Oil futures rose 1 percent on Wednesday, boosted by a surprise drawdown in U.S. crude stockpiles, but an escalating U.S.-Chinese trade fight limited oil’s gains as investors worried about the global outlook for energy demand.
Brent crude futures rose 66 cents to $70.54 a barrel, a 0.9 percent gain, by 11:10 a.m. EDT (1510 GMT). U.S. West Texas Intermediate (WTI) crude futures rose 86 cents to $62.26 a barrel, a 1.4 percent gain.
U.S. crude inventories fell by 4 million barrels in the week to May 3, the Energy Information Administration said. Analysts had expected an increase of 1.2 million barrels.
Gasoline stocks fell by 596,000 barrels, while distillate inventories fell by 159,000 barrels, the data showed.
“The report was bullish … due to a sharp decline in imports,” said John Kilduff, a partner at Again Capital LLC in New York. “The fall in crude oil inventories also came despite lowered refinery operating rates.”

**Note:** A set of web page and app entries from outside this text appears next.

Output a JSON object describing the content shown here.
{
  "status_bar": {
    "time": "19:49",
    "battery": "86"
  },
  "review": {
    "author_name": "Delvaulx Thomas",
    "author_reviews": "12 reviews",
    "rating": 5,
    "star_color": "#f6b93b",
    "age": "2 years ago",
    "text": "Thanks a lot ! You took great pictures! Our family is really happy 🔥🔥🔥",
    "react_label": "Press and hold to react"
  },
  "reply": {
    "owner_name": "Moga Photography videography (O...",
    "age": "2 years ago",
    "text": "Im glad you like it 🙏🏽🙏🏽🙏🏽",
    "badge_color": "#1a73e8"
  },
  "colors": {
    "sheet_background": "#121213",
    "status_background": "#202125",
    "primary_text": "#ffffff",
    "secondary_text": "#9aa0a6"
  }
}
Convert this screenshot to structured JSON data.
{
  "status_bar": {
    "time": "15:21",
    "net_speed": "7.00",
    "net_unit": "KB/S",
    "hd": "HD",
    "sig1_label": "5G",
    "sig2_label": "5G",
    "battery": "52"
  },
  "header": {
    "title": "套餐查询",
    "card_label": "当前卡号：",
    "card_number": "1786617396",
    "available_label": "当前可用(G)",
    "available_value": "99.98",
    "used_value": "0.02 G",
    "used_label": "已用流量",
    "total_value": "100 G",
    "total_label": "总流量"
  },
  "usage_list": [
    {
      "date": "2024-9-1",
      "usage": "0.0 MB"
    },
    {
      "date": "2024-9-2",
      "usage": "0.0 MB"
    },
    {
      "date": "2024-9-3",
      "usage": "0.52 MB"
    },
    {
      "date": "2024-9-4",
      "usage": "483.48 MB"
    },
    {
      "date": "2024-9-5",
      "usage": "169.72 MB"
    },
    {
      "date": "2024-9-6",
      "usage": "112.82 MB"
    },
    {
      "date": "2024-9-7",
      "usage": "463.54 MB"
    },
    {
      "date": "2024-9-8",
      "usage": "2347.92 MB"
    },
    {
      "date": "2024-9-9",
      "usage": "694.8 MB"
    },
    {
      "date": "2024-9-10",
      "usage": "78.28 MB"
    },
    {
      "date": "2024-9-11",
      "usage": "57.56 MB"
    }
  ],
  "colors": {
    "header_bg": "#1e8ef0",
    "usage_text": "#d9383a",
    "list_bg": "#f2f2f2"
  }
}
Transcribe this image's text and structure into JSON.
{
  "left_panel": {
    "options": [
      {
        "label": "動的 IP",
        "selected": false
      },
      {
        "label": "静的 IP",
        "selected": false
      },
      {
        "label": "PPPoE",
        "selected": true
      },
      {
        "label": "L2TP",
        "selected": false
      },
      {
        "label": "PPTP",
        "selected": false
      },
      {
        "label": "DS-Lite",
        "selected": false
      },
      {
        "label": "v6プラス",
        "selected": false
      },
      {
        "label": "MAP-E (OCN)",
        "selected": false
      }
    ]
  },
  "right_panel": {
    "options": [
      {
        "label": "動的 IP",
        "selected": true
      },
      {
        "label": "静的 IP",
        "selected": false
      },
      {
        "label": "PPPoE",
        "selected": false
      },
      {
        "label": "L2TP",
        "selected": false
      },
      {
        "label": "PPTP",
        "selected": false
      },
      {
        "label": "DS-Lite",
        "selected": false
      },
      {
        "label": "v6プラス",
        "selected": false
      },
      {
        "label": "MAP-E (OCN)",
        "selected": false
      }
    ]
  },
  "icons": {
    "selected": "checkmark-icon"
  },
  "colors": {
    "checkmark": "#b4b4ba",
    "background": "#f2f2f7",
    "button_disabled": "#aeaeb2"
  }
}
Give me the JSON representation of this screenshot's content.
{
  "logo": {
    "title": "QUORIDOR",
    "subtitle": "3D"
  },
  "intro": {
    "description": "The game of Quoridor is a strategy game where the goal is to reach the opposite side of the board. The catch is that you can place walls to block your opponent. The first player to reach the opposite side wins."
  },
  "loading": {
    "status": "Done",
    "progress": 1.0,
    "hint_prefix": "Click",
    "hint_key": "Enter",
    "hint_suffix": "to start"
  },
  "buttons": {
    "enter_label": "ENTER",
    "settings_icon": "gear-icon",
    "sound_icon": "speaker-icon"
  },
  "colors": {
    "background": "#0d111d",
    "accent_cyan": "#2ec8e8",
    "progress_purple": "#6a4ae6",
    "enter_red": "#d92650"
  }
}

Prices have gained about 30 percent so far this year as the global supply outlook has tightened due to U.S. sanctions on crude exporters Iran and Venezuela, as well as supply cuts by OPEC, Russia and their allies.
Still, prices were pressured by the trade war between the world’s two largest economies. The United States will raise tariffs to 25% from 10% on $200 billion worth of Chinese imports effective Friday, according to a notice posted to the Federal Register. President Donald Trump had threatened the duties after China backtracked on a trade deal.
Chinese Vice Premier Liu He will travel to Washington for two days of trade talks this week, China said on Tuesday.
“The market is fearful that the other shoe is going to drop on the global economy if we get into a trade war; it will hurt oil demand,” said Phil Flynn, an analyst at Price Futures Group in Chicago. “So people have been bearish because of that.”
China’s crude imports in April hit a record for the month, at 10.64 million barrels per day (bpd), customs data showed on Wednesday. The country is the world’s biggest oil importer.
Saudi Arabia is expected to keep its crude exports below 7 million barrels per day in June, while output would stay under its production quota under a global deal to cut supply, a Gulf source familiar with Saudi oil plans said.
Azerbaijan’s oil minister said it had received assurances from Saudi Arabia, de facto leader of the Organization of the Petroleum Exporting Countries, that Riyadh would not take any unilateral decisions on the global oil deal until OPEC’s June meeting.